• A free panel discussion on “Revisiting The Stranger Next Door: Reflections on Sexual Politics and Human Dignity in the New Millennium” will be at 7 pm Thursday, Jan. 12, at the UO Knight Law Center, Room 110, at 15th and Agate. Panelists include Arlene Stein of Rutgers, Kelly Weigel of the Western States Center and Marcy Westerling of the Rural Organizing Project.

Many of the nation’s Fortune 500 companies, including Intel, Oregon’s largest private employer, have paid little or no state income taxes in recent years despite reporting large profits to their shareholders, according to a report released in late December by the Institute on Taxation and Economic Policy (ITEP) and Citizens for Tax Justice (CTJ).

No Bike Lanes for Hazardous Willamette

A draft “Concept Plan for South Willamette” by city planning staff has left out one of the top safety priorities for the city’s bike plan — bike lanes on Willamette Street. 
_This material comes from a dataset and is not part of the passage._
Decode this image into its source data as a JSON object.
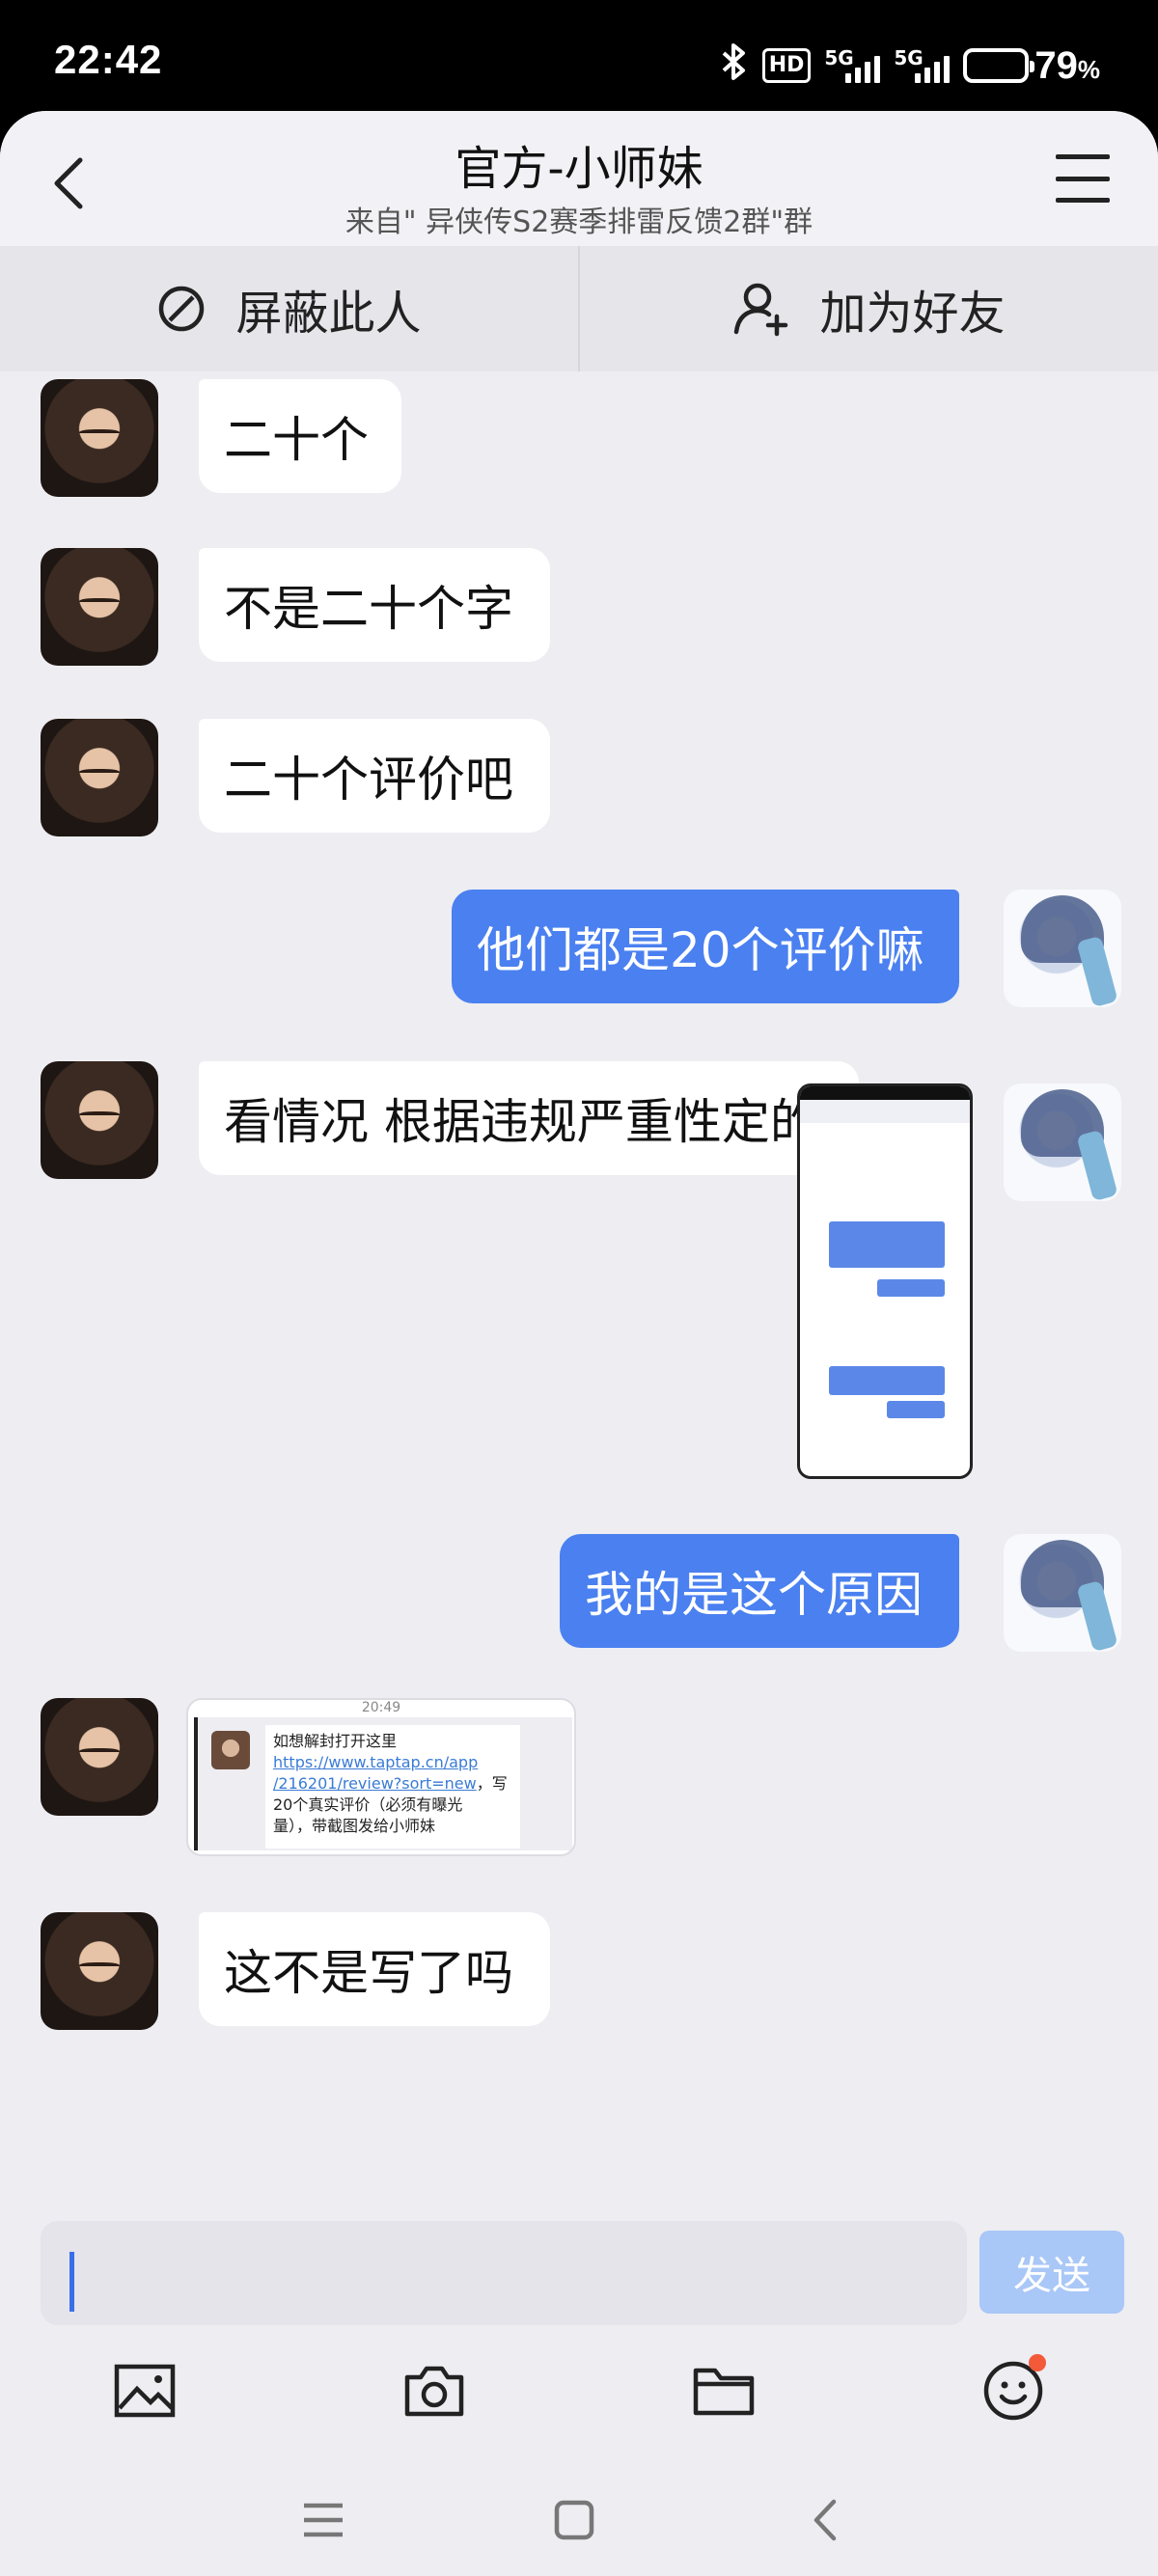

“Neither snow nor rain nor heat nor gloom of night stays these couriers from the swift completion of their appointed rounds,” is not the U.S. Post Office’s official creed, though most people think it is. And it turns out that it’s not the weather that could stop the mail from coming — or coming on time — it’s finances. 

Thinning Harms Flighty Rodents

Oregonians may not know it, but our state’s forests are riddled with wide-eyed, nocturnal, gliding mammals. The northern flying squirrel serves many ecological functions in Pacific Northwest forests, and is considered to be a “keystone species.” It is a vital part of the diet of the endangered species listed northern spotted owl, and a new study shows that flying squirrels are negatively affected by commercial thinning of timber.

Thanks to Oregon’s wandering wolf, California saw its first Canis lupus in the state since 1924. The young gray wolf known as OR-7, but now renamed “Journey” thanks to conservation group Oregon Wild’s naming contest, was confirmed in the Golden State via his GPS tracking collar on Dec. 29. 

According to Sean Stevens of Oregon Wild, “I’d be hard pressed to think of a more famous or accomplished wolf than OR-7.”

Holiday Market vendors we talked to reported the best sales they’ve seen in recent years, and that was confirmed by Kim Still, manager of market promotions at Holiday Market and Saturday Market. Still tells us the reasons for the bump is sales are many, but the general consensus in that the economy is looking better and more people are now aware of how important it is to support the local economy.